I didn't like Cute Trumpet Guy. But then again I did. I liked him because he was nice to Patti, he looked past her seemingly "nerd" exterior. They jam together which is very cute. Not only does Cute Trumpet Guy (whose name is actually Ben) play the trumpet, but he also plays the guitar. He invites Patti to play her violin with his guitar in his garage and they rock out. Ben listens to Patti and encourages her to check out Julliard and follow her own dreams. However, I think he led her on for too long. A guy isn't as clueless as he seemed to be. Out of all the characters, he was the most unrealistic. However, I enjoyed reading about all the other characters, especially the Korean church youth group. They all had funny stories and they were a very sweet, close knit group dealing with all the pressures their Korean parents placed on them (apparently, Korean church's sole purpose is for parents to brag about their children to other church members). In reading this book I was introduced to some rock bands and classical pieces that I hadn't heard of (I'm listening to them as I write this review!) and I like them.
Good Enough is ultimately about learning that happiness and success are not the same thing and that it's ok to have your own dreams, ask questions and be yourself. Don't just sit back and let your parents plan your future without asking questions. Also, it asks the question 'Are you overextending yourself? Too much unnecessary stress?', Patti puts 110% in everything she does to please her parents and I liked seeing her grow and become her own person. It has a good mix of humor and seriousness.
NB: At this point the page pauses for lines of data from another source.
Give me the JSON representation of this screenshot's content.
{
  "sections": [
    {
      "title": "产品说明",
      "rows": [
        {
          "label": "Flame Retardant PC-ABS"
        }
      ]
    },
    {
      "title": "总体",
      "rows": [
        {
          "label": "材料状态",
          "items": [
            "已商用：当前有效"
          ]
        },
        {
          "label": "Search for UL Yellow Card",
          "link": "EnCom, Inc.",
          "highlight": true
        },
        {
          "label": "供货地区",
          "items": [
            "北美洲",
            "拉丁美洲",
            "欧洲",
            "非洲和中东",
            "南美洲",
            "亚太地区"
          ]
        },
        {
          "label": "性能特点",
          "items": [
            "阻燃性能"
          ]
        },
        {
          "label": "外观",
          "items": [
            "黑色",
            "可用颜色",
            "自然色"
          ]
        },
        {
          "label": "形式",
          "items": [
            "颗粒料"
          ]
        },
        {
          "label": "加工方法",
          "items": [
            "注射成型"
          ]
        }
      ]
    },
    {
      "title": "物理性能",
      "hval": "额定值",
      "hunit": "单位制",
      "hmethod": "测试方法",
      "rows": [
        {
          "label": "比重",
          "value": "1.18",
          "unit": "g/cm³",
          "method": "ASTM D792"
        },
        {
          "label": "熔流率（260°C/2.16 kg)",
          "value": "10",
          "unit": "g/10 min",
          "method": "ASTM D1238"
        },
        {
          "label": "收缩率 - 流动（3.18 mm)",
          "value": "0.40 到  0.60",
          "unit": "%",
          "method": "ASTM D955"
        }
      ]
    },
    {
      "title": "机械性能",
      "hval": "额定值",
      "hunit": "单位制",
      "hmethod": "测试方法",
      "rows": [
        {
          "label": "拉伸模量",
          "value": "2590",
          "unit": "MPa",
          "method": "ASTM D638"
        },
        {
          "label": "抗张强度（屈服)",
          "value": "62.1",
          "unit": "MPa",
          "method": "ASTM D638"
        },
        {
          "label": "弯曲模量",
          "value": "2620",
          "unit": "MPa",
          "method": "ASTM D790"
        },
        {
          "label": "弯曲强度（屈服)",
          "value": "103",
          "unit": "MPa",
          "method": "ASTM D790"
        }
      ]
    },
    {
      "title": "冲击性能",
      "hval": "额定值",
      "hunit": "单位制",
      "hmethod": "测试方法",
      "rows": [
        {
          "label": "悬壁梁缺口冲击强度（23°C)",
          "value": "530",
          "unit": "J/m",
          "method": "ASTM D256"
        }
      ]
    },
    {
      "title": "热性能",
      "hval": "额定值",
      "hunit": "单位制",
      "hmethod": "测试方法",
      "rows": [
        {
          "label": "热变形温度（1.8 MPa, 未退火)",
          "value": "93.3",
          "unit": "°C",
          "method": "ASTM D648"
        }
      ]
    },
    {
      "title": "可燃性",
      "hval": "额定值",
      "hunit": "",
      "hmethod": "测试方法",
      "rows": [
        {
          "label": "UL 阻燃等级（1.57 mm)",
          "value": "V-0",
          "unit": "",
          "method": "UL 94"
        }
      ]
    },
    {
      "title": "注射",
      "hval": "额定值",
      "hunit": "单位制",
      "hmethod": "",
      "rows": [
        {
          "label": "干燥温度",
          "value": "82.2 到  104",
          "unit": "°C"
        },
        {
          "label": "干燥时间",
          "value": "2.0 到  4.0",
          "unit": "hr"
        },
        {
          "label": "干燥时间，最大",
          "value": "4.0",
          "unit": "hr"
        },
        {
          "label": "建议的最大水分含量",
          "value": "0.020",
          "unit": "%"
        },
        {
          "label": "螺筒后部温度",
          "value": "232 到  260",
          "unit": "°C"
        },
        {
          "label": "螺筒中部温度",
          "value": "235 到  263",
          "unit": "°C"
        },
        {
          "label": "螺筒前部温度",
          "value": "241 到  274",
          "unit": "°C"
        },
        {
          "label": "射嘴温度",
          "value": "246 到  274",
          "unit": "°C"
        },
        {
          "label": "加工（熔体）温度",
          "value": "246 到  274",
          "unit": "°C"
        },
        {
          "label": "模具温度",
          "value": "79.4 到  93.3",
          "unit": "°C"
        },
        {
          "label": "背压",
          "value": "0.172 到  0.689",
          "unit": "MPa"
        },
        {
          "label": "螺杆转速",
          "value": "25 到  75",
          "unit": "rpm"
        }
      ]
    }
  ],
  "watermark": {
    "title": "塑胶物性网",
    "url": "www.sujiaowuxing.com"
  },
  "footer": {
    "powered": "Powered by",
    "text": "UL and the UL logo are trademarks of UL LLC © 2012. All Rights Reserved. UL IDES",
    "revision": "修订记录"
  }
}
The ending is good, wrapped up neatly but it's not fake or forced, it all flows smoothly. I highly recommend this book, Good Enough is more than good! (haha couldn't resist that little joke). High school and up.
PS I was saddened that Patti doesn't enjoy playing my sport, field hockey :( Oh, Paula Yoo why couldn't it have been lacrosse or floor hockey? LOL. Oh well, I enjoyed reading a book about someone who hated it, made me laugh.
Disclosure: I received this book from the publishing house, HarperCollins. Thanks Jana!